### Aim of the exercise:
Pull every line containing the word "headline" from the records.

-- Input follows --

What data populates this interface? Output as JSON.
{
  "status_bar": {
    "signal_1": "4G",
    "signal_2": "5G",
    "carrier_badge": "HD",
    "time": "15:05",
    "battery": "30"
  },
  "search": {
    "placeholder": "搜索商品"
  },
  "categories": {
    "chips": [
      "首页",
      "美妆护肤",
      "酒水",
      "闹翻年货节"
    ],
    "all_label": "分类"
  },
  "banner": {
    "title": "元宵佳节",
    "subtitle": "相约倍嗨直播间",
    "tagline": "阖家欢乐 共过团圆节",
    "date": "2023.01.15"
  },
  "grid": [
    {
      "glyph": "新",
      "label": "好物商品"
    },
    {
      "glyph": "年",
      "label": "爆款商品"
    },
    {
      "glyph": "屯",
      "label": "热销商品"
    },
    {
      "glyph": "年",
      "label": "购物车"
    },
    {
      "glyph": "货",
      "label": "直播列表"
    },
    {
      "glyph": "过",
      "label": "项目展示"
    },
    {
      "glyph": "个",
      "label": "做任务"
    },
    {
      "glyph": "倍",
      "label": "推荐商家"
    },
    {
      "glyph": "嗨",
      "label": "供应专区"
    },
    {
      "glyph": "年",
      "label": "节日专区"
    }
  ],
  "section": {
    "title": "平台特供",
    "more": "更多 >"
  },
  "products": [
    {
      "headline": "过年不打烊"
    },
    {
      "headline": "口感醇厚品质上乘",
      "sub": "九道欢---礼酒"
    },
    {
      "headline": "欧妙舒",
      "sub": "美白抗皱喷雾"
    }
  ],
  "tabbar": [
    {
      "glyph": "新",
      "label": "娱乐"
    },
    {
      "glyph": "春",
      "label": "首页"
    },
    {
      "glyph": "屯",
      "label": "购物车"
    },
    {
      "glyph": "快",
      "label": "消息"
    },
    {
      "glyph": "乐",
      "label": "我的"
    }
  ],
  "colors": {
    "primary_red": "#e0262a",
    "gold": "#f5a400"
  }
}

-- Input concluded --

### Exercise result:
      "headline": "过年不打烊"
      "headline": "口感醇厚品质上乘",
      "headline": "欧妙舒",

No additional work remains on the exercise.